What often occurs is that someone who previously worked for the company or someone else, like the CEO’s brother’s son’s best friend, registered the domain five years ago, and the admin contact now points to an email address that doesn’t exist. That email address is key, as that is where renewal reminders will typically be sent, and in the event you forget your domain registrar account password, that is the one and usually only place you will be able to recover your account access. It can be a pain to have this changed manually, as you will need to provide proof in the form of applications and business licenses.
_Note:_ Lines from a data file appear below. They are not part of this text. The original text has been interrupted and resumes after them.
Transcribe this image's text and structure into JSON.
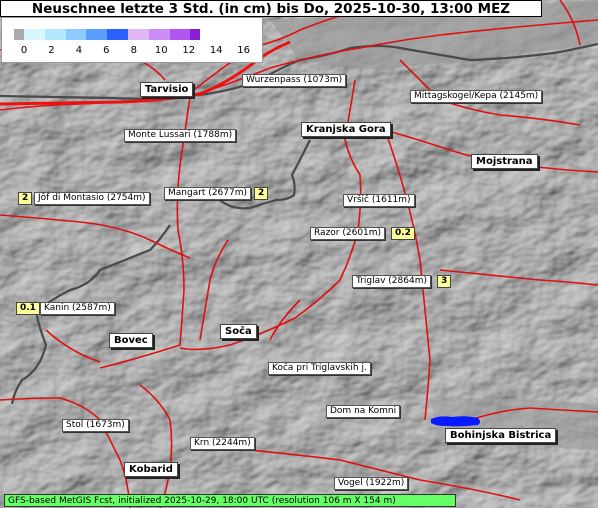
{
  "title": "Neuschnee letzte 3 Std. (in cm) bis Do, 2025-10-30, 13:00 MEZ",
  "legend": {
    "ticks": [
      "0",
      "2",
      "4",
      "6",
      "8",
      "10",
      "12",
      "14",
      "16"
    ],
    "colors": [
      "#aaaaaa",
      "#d9f7ff",
      "#b0e8ff",
      "#8ccaff",
      "#5a9eff",
      "#2a60ff",
      "#e0b8f7",
      "#cc8cf5",
      "#b055ee",
      "#8a1ed6"
    ]
  },
  "peaks": [
    {
      "key": "wurzenpass",
      "label": "Wurzenpass (1073m)"
    },
    {
      "key": "mittagskogel",
      "label": "Mittagskogel/Kepa (2145m)"
    },
    {
      "key": "lussari",
      "label": "Monte Lussari (1788m)"
    },
    {
      "key": "jof",
      "label": "Jôf di Montasio (2754m)"
    },
    {
      "key": "mangart",
      "label": "Mangart (2677m)"
    },
    {
      "key": "vrsic",
      "label": "Vršič (1611m)"
    },
    {
      "key": "razor",
      "label": "Razor (2601m)"
    },
    {
      "key": "triglav",
      "label": "Triglav (2864m)"
    },
    {
      "key": "kanin",
      "label": "Kanin (2587m)"
    },
    {
      "key": "koca",
      "label": "Koča pri Triglavskih j."
    },
    {
      "key": "komni",
      "label": "Dom na Komni"
    },
    {
      "key": "stol",
      "label": "Stol (1673m)"
    },
    {
      "key": "krn",
      "label": "Krn (2244m)"
    },
    {
      "key": "vogel",
      "label": "Vogel (1922m)"
    }
  ],
  "towns": [
    {
      "key": "tarvisio",
      "label": "Tarvisio"
    },
    {
      "key": "kranjska",
      "label": "Kranjska Gora"
    },
    {
      "key": "mojstrana",
      "label": "Mojstrana"
    },
    {
      "key": "bovec",
      "label": "Bovec"
    },
    {
      "key": "soca",
      "label": "Soča"
    },
    {
      "key": "bohinjska",
      "label": "Bohinjska Bistrica"
    },
    {
      "key": "kobarid",
      "label": "Kobarid"
    }
  ],
  "values": [
    {
      "key": "jof",
      "value": "2"
    },
    {
      "key": "mangart",
      "value": "2"
    },
    {
      "key": "razor",
      "value": "0.2"
    },
    {
      "key": "triglav",
      "value": "3"
    },
    {
      "key": "kanin",
      "value": "0.1"
    }
  ],
  "footer": "GFS-based MetGIS Fcst, initialized 2025-10-29, 18:00 UTC  (resolution 106 m X 154 m)"
}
That brings us to the next point, which is to always keep your domain registrar account information on file and up-to-date. Maintaining good records will allow you to keep control over your assets.
Most registrars will send renewal notices once your domain gets to within 90 days of renewals. Pay attention to these and renew as early as possible to avoid complications. If your domain expires, you will usually have a grace period to renew. However, it could mean that anything tied to your domain (like your website or email) may be unavailable as you scramble to renew.
Try to keep all of your domains in one registrar account. All too often domains are registered by various people in different departments, so they use different registrars. Luckily, domain registrations can be transferred and consolidated in one place, but why go through the hassle? Create a domain champion internally who is managing the whereabouts of everything domain-related.
Most public domain information can be found by doing a WHOIS search (http://whois.domaintools.com). It’s up to you if you choose to make this information private or not. Some registrars charge for private WHOIS, but some (like Tucows), do not. WHOIS is very useful for finding out several pieces of information, including the registrar, registrant, contact information, expiry date, and where the name servers are pointing.
Domain locking is another useful tool. You can set your domain’s status to locked to prevent unauthorized transfers. Most registrars also require an authorization code (or auth code) when a transfer is requested, so this is just an extra layer of security above that.
There you have it, more than you ever wanted to know about domains. The next part of this series will focus on DNS, or in the trip analogy, the departure airport.